(Records provided)

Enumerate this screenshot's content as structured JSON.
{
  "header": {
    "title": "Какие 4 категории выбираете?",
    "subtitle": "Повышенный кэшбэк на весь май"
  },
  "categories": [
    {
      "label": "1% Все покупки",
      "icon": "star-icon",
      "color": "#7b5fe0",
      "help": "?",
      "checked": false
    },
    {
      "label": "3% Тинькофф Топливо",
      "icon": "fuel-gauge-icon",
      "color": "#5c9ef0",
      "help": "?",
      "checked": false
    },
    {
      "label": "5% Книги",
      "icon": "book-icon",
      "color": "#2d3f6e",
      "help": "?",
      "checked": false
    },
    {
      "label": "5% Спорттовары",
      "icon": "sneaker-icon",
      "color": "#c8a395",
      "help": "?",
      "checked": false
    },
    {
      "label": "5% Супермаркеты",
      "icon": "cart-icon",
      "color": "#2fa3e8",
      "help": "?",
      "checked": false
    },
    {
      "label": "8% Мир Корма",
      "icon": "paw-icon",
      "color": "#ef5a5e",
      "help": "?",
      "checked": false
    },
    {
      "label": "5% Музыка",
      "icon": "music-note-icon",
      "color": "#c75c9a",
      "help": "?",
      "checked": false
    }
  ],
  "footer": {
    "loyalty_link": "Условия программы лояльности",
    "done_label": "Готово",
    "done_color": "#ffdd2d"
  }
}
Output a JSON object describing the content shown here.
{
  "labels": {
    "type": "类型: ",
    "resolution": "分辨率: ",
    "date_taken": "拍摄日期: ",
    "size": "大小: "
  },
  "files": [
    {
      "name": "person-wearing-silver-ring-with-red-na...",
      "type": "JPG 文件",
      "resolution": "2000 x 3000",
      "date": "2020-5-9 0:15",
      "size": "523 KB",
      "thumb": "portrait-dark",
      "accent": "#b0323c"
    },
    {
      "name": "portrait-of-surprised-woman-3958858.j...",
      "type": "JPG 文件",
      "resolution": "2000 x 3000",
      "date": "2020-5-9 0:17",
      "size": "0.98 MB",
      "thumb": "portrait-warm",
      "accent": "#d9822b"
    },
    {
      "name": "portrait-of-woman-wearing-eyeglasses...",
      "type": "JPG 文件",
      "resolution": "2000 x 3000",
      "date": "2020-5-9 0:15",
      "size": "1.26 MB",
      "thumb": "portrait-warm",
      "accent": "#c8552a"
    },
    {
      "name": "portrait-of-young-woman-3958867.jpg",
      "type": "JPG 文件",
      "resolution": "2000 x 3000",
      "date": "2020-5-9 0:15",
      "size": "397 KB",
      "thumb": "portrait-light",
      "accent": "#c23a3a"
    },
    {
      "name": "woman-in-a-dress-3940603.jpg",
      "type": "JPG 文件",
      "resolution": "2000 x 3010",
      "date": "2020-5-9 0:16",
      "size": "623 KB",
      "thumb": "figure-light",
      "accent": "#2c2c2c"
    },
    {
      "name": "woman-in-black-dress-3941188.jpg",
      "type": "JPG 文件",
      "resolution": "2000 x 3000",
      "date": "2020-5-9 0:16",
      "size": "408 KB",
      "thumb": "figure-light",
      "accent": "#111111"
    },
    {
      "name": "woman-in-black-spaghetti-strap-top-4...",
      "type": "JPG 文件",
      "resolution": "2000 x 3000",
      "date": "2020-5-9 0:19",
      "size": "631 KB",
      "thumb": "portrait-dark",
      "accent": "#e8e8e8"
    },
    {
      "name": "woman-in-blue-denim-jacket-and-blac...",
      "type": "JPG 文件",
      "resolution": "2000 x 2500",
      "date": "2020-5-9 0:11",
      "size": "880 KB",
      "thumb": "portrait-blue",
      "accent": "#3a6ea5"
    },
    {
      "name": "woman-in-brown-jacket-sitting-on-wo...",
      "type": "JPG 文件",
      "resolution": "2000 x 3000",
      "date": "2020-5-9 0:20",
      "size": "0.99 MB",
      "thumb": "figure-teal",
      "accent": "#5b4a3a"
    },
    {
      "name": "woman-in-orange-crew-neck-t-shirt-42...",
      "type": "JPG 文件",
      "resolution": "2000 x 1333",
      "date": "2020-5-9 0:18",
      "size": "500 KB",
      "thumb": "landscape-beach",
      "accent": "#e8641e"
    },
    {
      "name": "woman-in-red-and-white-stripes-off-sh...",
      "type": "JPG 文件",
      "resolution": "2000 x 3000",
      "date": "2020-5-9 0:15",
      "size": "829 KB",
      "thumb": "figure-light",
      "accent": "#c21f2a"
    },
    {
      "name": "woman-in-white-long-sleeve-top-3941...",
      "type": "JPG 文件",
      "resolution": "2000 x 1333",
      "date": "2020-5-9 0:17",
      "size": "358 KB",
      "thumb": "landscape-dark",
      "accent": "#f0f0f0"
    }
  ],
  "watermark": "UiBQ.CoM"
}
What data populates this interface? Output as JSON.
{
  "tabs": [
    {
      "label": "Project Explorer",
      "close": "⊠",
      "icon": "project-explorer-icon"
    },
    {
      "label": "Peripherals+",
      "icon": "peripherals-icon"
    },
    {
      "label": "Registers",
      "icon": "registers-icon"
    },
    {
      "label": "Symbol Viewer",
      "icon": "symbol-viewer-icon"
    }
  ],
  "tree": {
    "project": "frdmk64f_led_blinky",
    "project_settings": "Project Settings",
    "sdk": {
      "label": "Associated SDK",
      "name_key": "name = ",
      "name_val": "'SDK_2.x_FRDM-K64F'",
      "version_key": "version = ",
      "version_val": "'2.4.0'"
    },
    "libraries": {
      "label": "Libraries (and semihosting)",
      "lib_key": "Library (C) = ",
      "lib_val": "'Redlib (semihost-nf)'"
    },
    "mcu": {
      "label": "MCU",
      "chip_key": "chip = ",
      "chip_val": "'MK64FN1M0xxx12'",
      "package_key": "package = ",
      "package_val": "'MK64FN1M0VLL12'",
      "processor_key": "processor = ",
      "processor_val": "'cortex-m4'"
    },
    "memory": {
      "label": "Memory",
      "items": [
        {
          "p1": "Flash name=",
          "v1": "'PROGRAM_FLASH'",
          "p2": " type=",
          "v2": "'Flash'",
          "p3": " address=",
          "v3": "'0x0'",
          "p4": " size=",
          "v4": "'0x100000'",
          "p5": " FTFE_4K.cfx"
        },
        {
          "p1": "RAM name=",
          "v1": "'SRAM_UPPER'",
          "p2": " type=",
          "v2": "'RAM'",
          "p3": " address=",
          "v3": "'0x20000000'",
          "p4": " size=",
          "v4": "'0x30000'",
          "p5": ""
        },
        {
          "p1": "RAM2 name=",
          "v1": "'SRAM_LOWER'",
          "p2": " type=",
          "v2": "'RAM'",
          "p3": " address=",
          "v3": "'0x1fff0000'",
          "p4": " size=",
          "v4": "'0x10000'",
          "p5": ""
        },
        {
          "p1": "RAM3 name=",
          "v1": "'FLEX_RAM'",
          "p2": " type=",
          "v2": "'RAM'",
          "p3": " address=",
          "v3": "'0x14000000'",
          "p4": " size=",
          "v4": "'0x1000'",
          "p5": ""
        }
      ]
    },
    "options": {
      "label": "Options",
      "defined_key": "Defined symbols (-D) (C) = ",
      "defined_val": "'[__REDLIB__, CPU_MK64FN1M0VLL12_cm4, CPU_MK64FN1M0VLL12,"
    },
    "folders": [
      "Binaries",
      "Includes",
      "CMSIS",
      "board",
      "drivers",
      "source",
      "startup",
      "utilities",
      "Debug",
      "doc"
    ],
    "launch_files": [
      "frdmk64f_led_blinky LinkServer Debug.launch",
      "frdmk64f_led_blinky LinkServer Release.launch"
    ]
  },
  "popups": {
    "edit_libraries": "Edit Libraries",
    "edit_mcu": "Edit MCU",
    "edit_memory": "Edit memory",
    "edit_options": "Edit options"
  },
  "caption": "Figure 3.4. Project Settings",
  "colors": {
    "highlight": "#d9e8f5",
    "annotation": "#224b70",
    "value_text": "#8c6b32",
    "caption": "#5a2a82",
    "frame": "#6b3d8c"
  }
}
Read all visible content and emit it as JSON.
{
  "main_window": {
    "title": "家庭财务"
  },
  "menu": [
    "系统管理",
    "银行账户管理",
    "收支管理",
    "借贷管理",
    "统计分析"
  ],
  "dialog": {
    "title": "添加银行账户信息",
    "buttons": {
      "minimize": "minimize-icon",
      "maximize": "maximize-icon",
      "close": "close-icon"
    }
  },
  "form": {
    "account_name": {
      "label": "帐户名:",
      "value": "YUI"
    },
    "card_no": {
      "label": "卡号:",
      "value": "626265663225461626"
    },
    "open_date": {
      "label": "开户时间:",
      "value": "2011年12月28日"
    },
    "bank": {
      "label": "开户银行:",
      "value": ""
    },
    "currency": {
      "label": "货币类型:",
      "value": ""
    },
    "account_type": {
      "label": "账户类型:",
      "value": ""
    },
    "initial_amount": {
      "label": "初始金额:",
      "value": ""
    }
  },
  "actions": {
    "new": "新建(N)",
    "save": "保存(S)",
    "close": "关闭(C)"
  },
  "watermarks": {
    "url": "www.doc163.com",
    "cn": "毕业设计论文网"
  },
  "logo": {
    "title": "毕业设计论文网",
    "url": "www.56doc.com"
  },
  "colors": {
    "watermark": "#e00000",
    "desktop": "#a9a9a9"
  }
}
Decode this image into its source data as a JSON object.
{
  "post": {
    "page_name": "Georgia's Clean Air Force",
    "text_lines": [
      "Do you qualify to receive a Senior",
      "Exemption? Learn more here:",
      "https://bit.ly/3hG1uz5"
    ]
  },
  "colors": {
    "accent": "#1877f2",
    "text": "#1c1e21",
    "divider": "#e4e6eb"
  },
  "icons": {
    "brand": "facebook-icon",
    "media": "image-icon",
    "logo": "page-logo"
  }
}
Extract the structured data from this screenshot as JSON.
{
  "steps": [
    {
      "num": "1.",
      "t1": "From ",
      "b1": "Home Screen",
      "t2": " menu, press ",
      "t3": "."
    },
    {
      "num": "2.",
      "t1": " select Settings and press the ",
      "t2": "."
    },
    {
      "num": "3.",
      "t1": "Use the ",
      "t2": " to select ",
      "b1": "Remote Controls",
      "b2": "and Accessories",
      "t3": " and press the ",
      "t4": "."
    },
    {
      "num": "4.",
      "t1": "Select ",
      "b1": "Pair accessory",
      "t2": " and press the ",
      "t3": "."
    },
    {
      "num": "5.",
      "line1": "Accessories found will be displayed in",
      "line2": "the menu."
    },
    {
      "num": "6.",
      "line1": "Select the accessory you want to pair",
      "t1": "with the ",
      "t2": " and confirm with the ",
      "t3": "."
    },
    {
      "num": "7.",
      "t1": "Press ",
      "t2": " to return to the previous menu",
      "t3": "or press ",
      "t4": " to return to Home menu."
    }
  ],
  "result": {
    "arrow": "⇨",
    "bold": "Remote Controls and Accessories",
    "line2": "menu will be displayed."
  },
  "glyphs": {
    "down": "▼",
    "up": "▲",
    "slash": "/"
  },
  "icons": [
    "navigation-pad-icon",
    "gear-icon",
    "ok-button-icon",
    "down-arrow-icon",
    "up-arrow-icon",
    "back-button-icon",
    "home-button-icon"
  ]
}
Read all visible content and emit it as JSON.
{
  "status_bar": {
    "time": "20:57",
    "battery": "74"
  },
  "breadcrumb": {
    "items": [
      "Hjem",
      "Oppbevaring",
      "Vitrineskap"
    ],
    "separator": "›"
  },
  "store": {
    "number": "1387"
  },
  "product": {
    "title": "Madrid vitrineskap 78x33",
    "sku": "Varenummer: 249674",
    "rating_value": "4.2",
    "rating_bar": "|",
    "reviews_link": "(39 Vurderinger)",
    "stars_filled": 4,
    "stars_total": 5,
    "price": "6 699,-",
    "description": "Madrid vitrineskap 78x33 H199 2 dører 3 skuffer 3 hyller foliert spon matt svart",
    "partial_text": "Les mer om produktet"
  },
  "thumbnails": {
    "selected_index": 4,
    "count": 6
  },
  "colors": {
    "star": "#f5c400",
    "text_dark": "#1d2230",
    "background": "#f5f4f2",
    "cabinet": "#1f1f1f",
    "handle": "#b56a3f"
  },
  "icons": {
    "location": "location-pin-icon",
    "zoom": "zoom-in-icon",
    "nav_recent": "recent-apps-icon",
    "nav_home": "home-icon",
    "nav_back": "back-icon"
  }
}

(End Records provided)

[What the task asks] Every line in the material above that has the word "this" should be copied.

[Answer area]
Enumerate this screenshot's content as structured JSON.
What data populates this interface? Output as JSON.
Decode this image into its source data as a JSON object.
Extract the structured data from this screenshot as JSON.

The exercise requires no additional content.